The summer is in full swing and it is the time for our later season perennials to start blooming. One of the first mid-summer perennials to start blooming is coneflower, Echinacea purpurea. To us, when the coneflower start blooming, we know we are gearing up for the gorgeous show that is put on by our late-blooming perennials like black-eyed susans, goldenrod, coneflowers, Joe-Pye weed, bee balm, sedums, and more. We’ll get into all the others on another day but this month we want to feature the coneflower!
In the wild, Echinacea purpurea is purple with a single layer of petals surrounding the center. This plant is native to the US from Florida to northeastern Texas through to Virginia, Ohio, Illinois, and Iowa. It thrives in grasslands or disturbed areas where the soil is not too loam or fertile. It struggles with heavy leaf litter or organic matter since it doesn’t naturally grow in forested areas where organic matter builds up.
The nursery industry has bred TONS of varieties of Echinacea. It comes in many heights from 1 foot tall to 3-4 feet tall and in every shade of pink, purple, and white you can imagine. There are even some coral, red, and orange-toned coneflowers available. You can choose coneflowers with single petals and coneflowers with double layers of petals. One of our favorites is the butterfly kisses variety that is pink with an extra fluffy center. The options are really endless. When choosing coneflower, just be sure to check out the plant label to be sure you choose the color, shape, and size that fits your planting site.
Plant Nerd Alert
Coneflowers are in the same family as daisies and black-eyed susans, the aster family. Asters are easy to identify because of their unique flower arrangement – a composite inflorescence with disk and ray flowers. This is a fancy way of saying they have that iconic daisy-like flower with a flat middle and longer, bold petals surrounding the flat center. We think of that whole structure as the flower but actually the flat center is composed of tens or hundreds of individual flowers and each long petal around it is also its own flower! Each petal and all the flowers in the center has its own reproductive parts and floral structures making up one big “flower” that we see but is actually many, many single flowers!
Here are the basic growing requirements for coneflower and a selection of our favorite varieties!
- Light: Full sun
- Water: Water through establishment but avoid overwatering. Tolerates drought very well once established. Plants will struggle with wet soil.
- Hardiness Zone: 3-8
- Bloom time: May through August
- TPL favorite varieties: White Swan, Butterfly Kisses, Magnum, Marcella Rainbow, Raspberry Kismet
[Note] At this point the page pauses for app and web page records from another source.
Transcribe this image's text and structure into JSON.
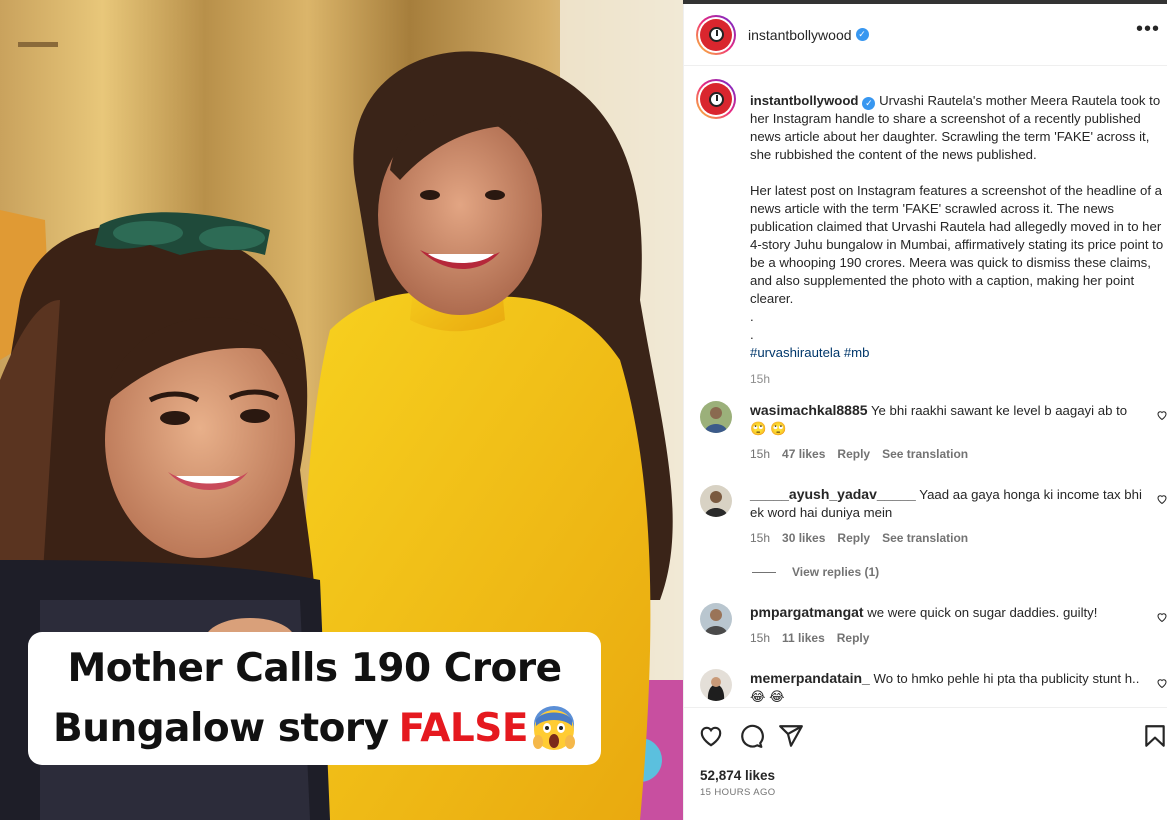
{
  "post": {
    "image_caption_line1": "Mother Calls 190 Crore",
    "image_caption_line2": "Bungalow story",
    "image_caption_highlight": "FALSE",
    "image_caption_emoji": "😱"
  },
  "header": {
    "username": "instantbollywood",
    "verified_icon": "verified-badge-icon",
    "more_icon": "more-options-icon"
  },
  "caption": {
    "username": "instantbollywood",
    "para1": "Urvashi Rautela's mother Meera Rautela took to her Instagram handle to share a screenshot of a recently published news article about her daughter. Scrawling the term 'FAKE' across it, she rubbished the content of the news published.",
    "para2": "Her latest post on Instagram features a screenshot of the headline of a news article with the term 'FAKE' scrawled across it. The news publication claimed that Urvashi Rautela had allegedly moved in to her 4-story Juhu bungalow in Mumbai, affirmatively stating its price point to be a whooping 190 crores. Meera was quick to dismiss these claims, and also supplemented the photo with a caption, making her point clearer.",
    "dot1": ".",
    "dot2": ".",
    "hashtag1": "#urvashirautela",
    "hashtag2": "#mb",
    "time": "15h"
  },
  "comments": [
    {
      "username": "wasimachkal8885",
      "text": "Ye bhi raakhi sawant ke level b aagayi ab to",
      "emoji": "🙄 🙄",
      "time": "15h",
      "likes": "47 likes",
      "reply": "Reply",
      "translate": "See translation"
    },
    {
      "username": "_____ayush_yadav_____",
      "text": "Yaad aa gaya honga ki income tax bhi ek word hai duniya mein",
      "time": "15h",
      "likes": "30 likes",
      "reply": "Reply",
      "translate": "See translation",
      "view_replies": "View replies (1)"
    },
    {
      "username": "pmpargatmangat",
      "text": "we were quick on sugar daddies. guilty!",
      "time": "15h",
      "likes": "11 likes",
      "reply": "Reply"
    },
    {
      "username": "memerpandatain_",
      "text": "Wo to hmko pehle hi pta tha publicity stunt h..",
      "emoji": "😂 😂"
    }
  ],
  "actions": {
    "like_icon": "heart-icon",
    "comment_icon": "comment-icon",
    "share_icon": "share-icon",
    "save_icon": "bookmark-icon",
    "likes": "52,874 likes",
    "time_ago": "15 HOURS AGO"
  },
  "colors": {
    "caption_red": "#e5191f",
    "hashtag": "#00376b",
    "verified": "#3897f0"
  }
}
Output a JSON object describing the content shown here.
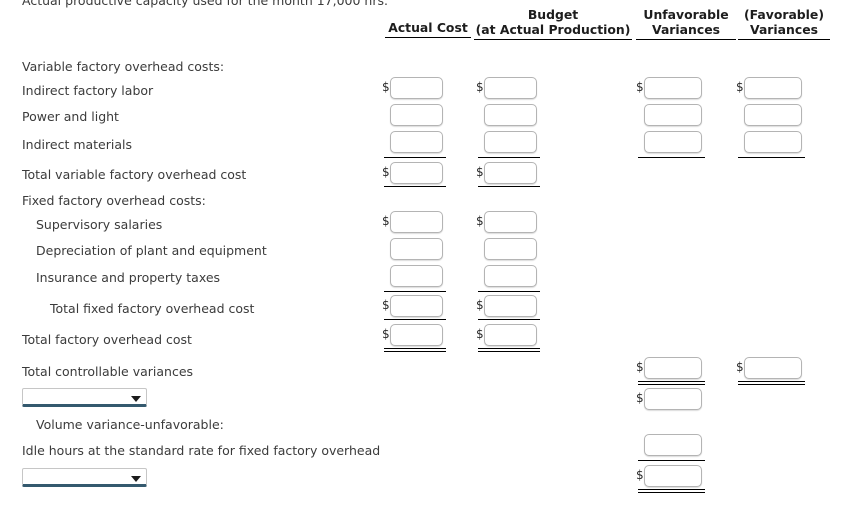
{
  "intro": {
    "line": "Actual productive capacity used for the month 17,000 hrs."
  },
  "headers": {
    "actual_cost": "Actual Cost",
    "budget_line1": "Budget",
    "budget_line2": "(at Actual Production)",
    "unfavorable_line1": "Unfavorable",
    "unfavorable_line2": "Variances",
    "favorable_line1": "(Favorable)",
    "favorable_line2": "Variances"
  },
  "rows": {
    "variable_section": "Variable factory overhead costs:",
    "indirect_factory_labor": "Indirect factory labor",
    "power_and_light": "Power and light",
    "indirect_materials": "Indirect materials",
    "total_variable": "Total variable factory overhead cost",
    "fixed_section": "Fixed factory overhead costs:",
    "supervisory_salaries": "Supervisory salaries",
    "depreciation": "Depreciation of plant and equipment",
    "insurance_taxes": "Insurance and property taxes",
    "total_fixed": "Total fixed factory overhead cost",
    "total_factory_overhead": "Total factory overhead cost",
    "total_controllable": "Total controllable variances",
    "volume_variance_heading": "Volume variance-unfavorable:",
    "idle_hours": "Idle hours at the standard rate for fixed factory overhead"
  },
  "currency_symbol": "$",
  "inputs": {
    "value": "",
    "placeholder": ""
  },
  "dropdowns": {
    "selected_1": "",
    "selected_2": ""
  },
  "colors": {
    "text": "#3b3b3b",
    "header_text": "#1d1d1d",
    "rule": "#000000",
    "input_border": "#b4b4b4",
    "dropdown_accent": "#34596e"
  }
}
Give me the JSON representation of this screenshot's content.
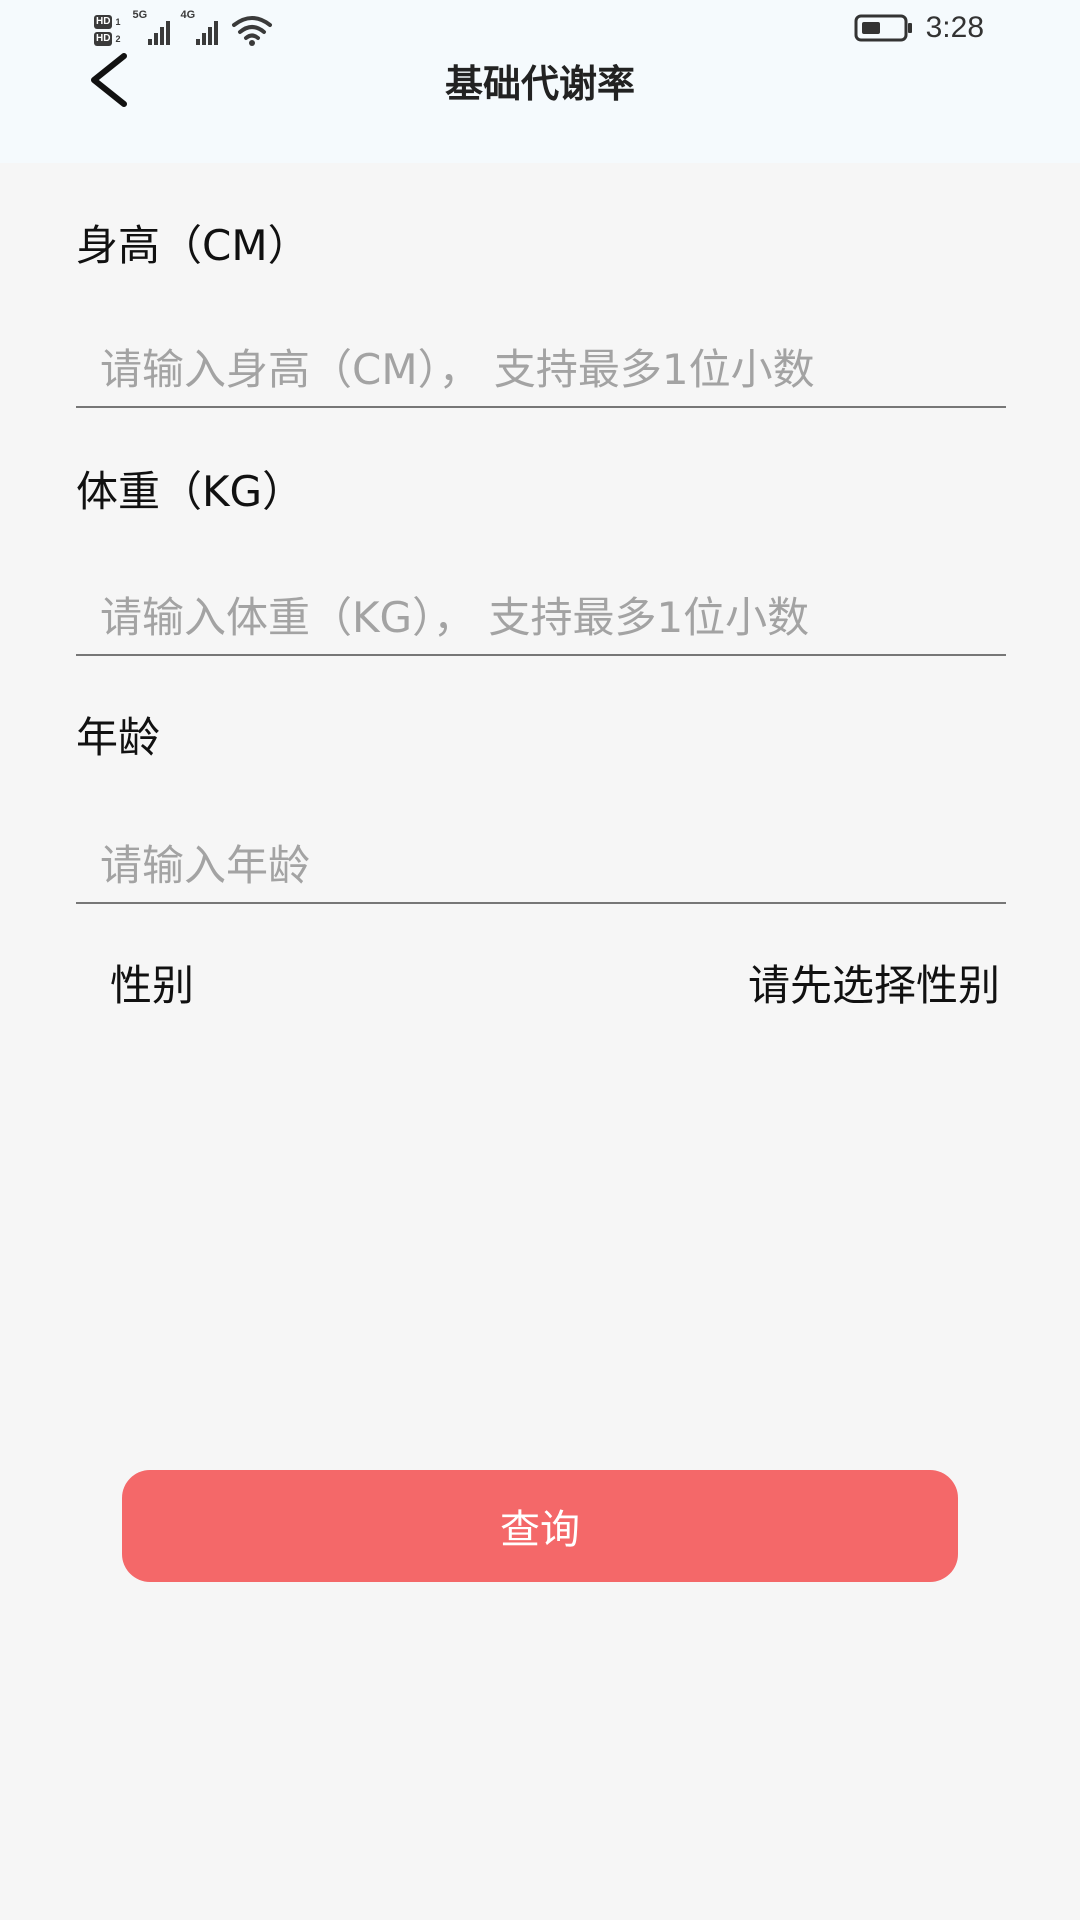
{
  "status_bar": {
    "sim1_label": "HD",
    "sim1_index": "1",
    "sim2_label": "HD",
    "sim2_index": "2",
    "network1": "5G",
    "network2": "4G",
    "time": "3:28"
  },
  "header": {
    "title": "基础代谢率"
  },
  "form": {
    "height": {
      "label": "身高（CM）",
      "placeholder": "请输入身高（CM）， 支持最多1位小数",
      "value": ""
    },
    "weight": {
      "label": "体重（KG）",
      "placeholder": "请输入体重（KG）， 支持最多1位小数",
      "value": ""
    },
    "age": {
      "label": "年龄",
      "placeholder": "请输入年龄",
      "value": ""
    },
    "gender": {
      "label": "性别",
      "selector_text": "请先选择性别"
    }
  },
  "actions": {
    "query_label": "查询"
  },
  "colors": {
    "header_bg": "#f5fafd",
    "page_bg": "#f6f6f6",
    "accent": "#f46869"
  }
}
Pro Tip: During the blooming season, clip off dead flower heads to stimulate more flowering and extend the flowering time. When the blooms start to slow down, leave the last few flower heads to provide seeds for songbirds and interesting structure through the winter.